About this exercise:
Images are to be excluded from the copy, and the records below reproduced word for word.

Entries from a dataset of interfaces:
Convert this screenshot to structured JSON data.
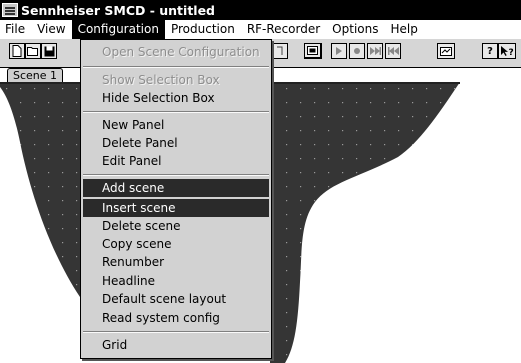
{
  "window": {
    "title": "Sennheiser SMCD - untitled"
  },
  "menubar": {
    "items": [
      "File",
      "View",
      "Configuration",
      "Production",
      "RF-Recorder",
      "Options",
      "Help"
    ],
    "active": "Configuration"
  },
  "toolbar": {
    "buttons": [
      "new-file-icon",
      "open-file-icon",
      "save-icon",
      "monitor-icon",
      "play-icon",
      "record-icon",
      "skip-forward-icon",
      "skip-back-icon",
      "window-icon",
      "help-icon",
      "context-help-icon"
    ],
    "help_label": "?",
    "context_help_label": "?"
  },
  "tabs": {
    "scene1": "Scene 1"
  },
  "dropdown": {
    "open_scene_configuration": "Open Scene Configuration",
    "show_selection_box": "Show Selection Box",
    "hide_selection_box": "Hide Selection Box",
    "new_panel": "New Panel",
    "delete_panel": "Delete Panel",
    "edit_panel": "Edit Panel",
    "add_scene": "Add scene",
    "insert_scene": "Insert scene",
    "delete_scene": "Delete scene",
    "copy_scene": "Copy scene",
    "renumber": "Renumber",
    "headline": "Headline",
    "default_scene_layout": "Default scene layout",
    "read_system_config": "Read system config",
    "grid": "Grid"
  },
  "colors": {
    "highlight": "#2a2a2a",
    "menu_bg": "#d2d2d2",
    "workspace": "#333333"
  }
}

Exercise output:
Convert this screenshot to structured JSON data.
{
  "window": {
    "title": "Sennheiser SMCD - untitled"
  },
  "menubar": {
    "items": [
      "File",
      "View",
      "Configuration",
      "Production",
      "RF-Recorder",
      "Options",
      "Help"
    ],
    "active": "Configuration"
  },
  "toolbar": {
    "buttons": [
      "new-file-icon",
      "open-file-icon",
      "save-icon",
      "monitor-icon",
      "play-icon",
      "record-icon",
      "skip-forward-icon",
      "skip-back-icon",
      "window-icon",
      "help-icon",
      "context-help-icon"
    ],
    "help_label": "?",
    "context_help_label": "?"
  },
  "tabs": {
    "scene1": "Scene 1"
  },
  "dropdown": {
    "open_scene_configuration": "Open Scene Configuration",
    "show_selection_box": "Show Selection Box",
    "hide_selection_box": "Hide Selection Box",
    "new_panel": "New Panel",
    "delete_panel": "Delete Panel",
    "edit_panel": "Edit Panel",
    "add_scene": "Add scene",
    "insert_scene": "Insert scene",
    "delete_scene": "Delete scene",
    "copy_scene": "Copy scene",
    "renumber": "Renumber",
    "headline": "Headline",
    "default_scene_layout": "Default scene layout",
    "read_system_config": "Read system config",
    "grid": "Grid"
  },
  "colors": {
    "highlight": "#2a2a2a",
    "menu_bg": "#d2d2d2",
    "workspace": "#333333"
  }
}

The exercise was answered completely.